::: Dataset extract
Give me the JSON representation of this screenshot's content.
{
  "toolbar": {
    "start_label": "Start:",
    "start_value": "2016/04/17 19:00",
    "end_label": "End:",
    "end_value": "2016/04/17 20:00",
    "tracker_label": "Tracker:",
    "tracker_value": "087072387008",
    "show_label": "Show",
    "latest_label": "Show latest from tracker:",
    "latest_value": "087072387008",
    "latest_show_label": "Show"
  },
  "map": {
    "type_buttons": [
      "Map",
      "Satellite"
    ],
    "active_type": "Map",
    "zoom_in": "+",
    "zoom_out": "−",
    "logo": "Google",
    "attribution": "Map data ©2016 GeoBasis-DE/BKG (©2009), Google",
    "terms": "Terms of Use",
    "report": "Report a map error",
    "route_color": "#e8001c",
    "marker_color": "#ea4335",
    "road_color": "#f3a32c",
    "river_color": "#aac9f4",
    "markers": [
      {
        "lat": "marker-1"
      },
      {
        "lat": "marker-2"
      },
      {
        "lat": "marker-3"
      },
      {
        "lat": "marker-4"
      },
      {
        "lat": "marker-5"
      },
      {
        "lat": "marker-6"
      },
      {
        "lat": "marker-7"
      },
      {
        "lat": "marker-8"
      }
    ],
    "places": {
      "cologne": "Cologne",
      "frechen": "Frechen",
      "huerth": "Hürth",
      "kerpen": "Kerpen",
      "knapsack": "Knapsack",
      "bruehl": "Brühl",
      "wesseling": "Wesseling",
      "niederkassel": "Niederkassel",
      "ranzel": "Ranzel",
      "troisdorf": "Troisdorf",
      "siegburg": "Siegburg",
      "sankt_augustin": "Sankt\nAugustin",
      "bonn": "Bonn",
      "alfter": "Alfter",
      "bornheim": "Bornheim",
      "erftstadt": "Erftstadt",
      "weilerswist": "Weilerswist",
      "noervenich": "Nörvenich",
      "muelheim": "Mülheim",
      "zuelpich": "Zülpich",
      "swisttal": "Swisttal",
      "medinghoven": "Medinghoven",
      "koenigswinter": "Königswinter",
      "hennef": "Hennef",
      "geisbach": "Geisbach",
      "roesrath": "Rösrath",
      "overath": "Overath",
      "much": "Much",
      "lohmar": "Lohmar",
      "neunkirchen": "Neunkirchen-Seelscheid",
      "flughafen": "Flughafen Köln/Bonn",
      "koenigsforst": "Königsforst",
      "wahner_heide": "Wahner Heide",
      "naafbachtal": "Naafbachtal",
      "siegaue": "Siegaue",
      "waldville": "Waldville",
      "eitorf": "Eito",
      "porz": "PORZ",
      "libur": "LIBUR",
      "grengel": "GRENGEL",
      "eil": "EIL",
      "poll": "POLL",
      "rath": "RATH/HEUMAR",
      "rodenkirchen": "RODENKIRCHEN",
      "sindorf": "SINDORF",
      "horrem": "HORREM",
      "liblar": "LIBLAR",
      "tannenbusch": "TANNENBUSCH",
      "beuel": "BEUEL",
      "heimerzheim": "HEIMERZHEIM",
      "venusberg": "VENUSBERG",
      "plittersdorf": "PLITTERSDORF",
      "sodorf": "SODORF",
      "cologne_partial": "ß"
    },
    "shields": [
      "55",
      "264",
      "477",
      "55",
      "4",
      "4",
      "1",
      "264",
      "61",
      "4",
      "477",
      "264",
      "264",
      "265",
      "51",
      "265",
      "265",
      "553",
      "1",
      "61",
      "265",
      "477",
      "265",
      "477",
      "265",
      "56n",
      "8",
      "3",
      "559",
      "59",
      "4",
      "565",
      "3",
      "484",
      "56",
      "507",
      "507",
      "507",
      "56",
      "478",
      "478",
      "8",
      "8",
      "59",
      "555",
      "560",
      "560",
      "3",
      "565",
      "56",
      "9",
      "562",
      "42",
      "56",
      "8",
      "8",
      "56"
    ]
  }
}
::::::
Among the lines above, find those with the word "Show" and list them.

    "show_label": "Show",
    "latest_label": "Show latest from tracker:",
    "latest_show_label": "Show"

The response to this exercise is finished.